## Exercise goal:
Copy out each line containing "Setup" from the entries below.

Stored records
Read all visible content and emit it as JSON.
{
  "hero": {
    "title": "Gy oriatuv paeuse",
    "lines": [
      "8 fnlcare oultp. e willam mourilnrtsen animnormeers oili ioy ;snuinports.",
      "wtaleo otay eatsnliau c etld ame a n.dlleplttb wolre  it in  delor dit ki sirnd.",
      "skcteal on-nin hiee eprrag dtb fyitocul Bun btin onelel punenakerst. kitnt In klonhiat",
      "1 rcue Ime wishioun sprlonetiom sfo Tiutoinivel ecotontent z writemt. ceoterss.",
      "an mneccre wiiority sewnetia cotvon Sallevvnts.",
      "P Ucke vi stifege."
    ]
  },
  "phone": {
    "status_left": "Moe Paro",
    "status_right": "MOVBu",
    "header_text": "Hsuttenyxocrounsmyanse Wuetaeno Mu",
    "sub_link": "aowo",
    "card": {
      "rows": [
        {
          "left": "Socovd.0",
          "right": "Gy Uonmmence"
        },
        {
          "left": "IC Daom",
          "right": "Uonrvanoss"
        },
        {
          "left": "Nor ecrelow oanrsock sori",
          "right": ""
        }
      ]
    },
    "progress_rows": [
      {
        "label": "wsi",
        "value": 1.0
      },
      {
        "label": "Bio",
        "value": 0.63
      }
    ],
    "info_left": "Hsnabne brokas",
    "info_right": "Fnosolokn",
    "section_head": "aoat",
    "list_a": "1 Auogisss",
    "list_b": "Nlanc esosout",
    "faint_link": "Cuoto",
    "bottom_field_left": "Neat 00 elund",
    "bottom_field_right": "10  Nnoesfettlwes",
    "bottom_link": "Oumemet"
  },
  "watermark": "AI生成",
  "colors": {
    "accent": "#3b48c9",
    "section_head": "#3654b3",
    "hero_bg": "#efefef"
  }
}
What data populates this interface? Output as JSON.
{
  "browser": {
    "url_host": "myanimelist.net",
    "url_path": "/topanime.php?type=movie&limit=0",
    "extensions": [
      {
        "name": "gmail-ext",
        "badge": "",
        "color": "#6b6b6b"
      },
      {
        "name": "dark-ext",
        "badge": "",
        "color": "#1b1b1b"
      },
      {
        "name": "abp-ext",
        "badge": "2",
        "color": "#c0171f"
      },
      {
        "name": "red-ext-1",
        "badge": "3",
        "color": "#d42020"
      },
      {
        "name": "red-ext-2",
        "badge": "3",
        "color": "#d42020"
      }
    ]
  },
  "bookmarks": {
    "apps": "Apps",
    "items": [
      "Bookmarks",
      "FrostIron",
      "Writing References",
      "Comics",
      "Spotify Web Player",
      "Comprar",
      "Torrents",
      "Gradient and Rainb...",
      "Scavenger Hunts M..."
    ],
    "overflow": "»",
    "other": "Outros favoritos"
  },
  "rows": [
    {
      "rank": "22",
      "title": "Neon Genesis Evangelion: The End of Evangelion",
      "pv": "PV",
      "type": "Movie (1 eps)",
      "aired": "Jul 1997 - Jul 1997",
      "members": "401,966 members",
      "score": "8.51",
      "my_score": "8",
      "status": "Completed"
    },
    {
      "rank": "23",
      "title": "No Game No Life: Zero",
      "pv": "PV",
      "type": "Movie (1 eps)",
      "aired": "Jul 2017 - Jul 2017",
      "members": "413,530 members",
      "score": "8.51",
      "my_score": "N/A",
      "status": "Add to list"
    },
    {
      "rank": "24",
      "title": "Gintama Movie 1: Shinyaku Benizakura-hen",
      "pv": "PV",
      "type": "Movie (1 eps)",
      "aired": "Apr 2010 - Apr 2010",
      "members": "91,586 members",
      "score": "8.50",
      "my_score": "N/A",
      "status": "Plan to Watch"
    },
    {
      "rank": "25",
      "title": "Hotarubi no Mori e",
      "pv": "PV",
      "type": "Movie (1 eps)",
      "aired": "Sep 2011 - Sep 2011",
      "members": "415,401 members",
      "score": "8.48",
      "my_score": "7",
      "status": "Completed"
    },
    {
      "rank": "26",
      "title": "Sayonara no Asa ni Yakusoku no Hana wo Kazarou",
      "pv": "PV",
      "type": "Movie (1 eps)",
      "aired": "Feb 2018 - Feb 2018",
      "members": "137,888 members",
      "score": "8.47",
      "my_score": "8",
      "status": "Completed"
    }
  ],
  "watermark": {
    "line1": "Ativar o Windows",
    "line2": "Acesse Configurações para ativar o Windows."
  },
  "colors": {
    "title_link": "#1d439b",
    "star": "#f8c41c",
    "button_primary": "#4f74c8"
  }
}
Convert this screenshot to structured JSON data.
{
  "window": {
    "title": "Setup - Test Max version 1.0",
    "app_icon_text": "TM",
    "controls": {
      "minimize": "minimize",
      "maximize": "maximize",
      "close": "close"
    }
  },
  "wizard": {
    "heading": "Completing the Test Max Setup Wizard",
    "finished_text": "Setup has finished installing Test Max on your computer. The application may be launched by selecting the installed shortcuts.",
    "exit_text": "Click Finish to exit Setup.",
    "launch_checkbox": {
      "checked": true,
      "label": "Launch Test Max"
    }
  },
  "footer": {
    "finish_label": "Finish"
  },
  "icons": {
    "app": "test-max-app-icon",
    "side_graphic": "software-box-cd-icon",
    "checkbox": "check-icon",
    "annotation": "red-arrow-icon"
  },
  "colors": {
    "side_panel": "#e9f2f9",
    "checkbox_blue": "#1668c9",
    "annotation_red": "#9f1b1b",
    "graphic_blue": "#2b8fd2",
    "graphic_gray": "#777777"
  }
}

## Task output:
    "title": "Setup - Test Max version 1.0",
    "heading": "Completing the Test Max Setup Wizard",
    "finished_text": "Setup has finished installing Test Max on your computer. The application may be launched by selecting the installed shortcuts.",
    "exit_text": "Click Finish to exit Setup.",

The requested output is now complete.